In 1992, James Carville famously coined the phrase, “It’s the economy, stupid!” More than 20 years later, inequality has worsened to an unprecedented degree, but progressives fighting to end inequality have forgotten Carville’s lesson and, in the process, the most potent argument of all.
Many individuals helped construct neoclassical economics, often with financial support from the robber barons and their successors. I will focus on two: in the United States, John Bates Clark (1847-1938), and in Europe, Vilfredo Pareto (1848 to 1923).
In Thomas Piketty’s doomsday model, slowing of growth in the twenty-first century will cause an inexorable increase in inequality. Piketty is not the first to propose a grand model of inequality and growth. To get some perspective on his model, let’s see what the “classical” economists had to say (Part I), and how the “neoclassical” economists responded (Part II).
If you give a dollar to a middle class family, that family will spend that dollar in the local economy and spur growth.

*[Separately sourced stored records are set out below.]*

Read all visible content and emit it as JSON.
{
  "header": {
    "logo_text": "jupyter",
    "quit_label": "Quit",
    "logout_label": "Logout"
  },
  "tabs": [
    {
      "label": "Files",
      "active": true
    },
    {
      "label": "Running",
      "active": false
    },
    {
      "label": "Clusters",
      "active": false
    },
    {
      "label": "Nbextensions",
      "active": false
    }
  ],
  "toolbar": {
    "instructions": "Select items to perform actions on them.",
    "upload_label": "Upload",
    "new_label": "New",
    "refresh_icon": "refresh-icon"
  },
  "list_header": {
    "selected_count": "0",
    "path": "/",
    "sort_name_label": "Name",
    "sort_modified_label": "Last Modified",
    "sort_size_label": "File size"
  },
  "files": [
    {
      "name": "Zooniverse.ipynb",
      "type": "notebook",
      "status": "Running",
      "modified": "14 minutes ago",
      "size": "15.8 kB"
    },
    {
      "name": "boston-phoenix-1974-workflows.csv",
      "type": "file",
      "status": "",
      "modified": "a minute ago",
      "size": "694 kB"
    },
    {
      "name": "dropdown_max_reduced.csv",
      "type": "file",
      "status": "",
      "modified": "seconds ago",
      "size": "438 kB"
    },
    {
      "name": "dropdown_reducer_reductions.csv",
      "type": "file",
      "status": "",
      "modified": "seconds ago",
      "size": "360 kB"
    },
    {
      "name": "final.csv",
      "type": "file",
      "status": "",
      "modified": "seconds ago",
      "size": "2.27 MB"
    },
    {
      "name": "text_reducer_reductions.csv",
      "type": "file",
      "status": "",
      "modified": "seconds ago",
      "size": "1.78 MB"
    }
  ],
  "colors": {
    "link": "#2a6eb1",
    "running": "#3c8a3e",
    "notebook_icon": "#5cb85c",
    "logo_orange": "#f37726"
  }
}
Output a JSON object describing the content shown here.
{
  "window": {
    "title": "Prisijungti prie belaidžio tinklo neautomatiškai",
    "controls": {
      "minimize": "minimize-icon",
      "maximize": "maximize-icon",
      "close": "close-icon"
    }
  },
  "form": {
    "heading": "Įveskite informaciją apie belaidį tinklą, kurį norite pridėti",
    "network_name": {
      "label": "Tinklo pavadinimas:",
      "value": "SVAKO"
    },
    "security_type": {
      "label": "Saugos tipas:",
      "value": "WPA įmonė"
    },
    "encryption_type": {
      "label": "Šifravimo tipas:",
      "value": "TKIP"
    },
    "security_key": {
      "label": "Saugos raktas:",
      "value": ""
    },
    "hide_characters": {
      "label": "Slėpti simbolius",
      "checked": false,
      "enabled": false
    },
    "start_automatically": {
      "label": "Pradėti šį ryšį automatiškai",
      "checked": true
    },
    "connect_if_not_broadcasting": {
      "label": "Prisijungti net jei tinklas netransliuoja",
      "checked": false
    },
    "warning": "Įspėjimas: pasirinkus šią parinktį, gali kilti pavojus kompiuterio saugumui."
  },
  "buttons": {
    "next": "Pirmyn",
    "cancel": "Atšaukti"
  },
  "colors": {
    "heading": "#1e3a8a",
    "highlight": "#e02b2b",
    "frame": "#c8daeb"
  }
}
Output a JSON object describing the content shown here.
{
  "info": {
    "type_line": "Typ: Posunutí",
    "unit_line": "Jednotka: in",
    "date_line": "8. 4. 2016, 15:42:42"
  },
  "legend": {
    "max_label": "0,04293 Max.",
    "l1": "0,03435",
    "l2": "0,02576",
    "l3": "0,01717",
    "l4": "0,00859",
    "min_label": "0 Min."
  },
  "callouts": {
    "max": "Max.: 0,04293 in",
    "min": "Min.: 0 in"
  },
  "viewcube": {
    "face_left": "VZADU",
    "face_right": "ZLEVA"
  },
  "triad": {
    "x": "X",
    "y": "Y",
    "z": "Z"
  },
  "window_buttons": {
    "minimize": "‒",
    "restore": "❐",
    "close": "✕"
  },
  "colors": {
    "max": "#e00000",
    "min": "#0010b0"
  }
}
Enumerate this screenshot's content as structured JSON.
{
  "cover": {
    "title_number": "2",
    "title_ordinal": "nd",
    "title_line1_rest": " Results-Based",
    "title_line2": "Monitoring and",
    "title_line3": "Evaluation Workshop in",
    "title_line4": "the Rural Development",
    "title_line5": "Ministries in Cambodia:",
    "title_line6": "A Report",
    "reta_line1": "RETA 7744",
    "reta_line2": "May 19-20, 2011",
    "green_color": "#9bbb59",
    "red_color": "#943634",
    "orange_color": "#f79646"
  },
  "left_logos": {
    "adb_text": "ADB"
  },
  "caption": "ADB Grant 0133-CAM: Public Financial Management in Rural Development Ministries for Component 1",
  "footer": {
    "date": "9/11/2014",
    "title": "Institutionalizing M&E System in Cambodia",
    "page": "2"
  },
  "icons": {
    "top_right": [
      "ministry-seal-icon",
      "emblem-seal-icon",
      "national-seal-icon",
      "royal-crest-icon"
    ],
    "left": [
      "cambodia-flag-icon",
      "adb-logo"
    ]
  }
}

This year’s fast GDP growth underlines one of the great myths of economic statistics: the myth that growth benefits everyone, or at least most people.
Detroit’s property tax base, diminished and badly-assessed, could still fund a renewal if Michigan would only read its history and find the political will.
The inequality and growth debate is a red herring. It just doesn’t matter. The problem is inequality, and its solution is simple.
Following on the heels of the 2008 global financial crisis and the associated spike in government borrowing in Europe and the United States, the Reinhart-Rogoff paper quickly became a touchstone for the small-government crowd. Austerity is the order of the day. Reinhart and Rogoff are its prophets.
How can things be so much worse now when the economy is essentially in the same place it was five or six years ago? The answer in two words is: Rising inequality.
A new report from a UN group details how low inequality promotes economic growth — and blasts away at a status quo where the most profitable firms end up to be those that most ruthlessly drive down wages. The only winners in this status quo: the owners of the most miserly firms.
Mainstream economists all around the world used to assume that equality acted as a drag on economic growth and development. Not anymore, as new International Monetary Fund analyses make quite clear. When will U.S. politicos catch up to the new global consensus?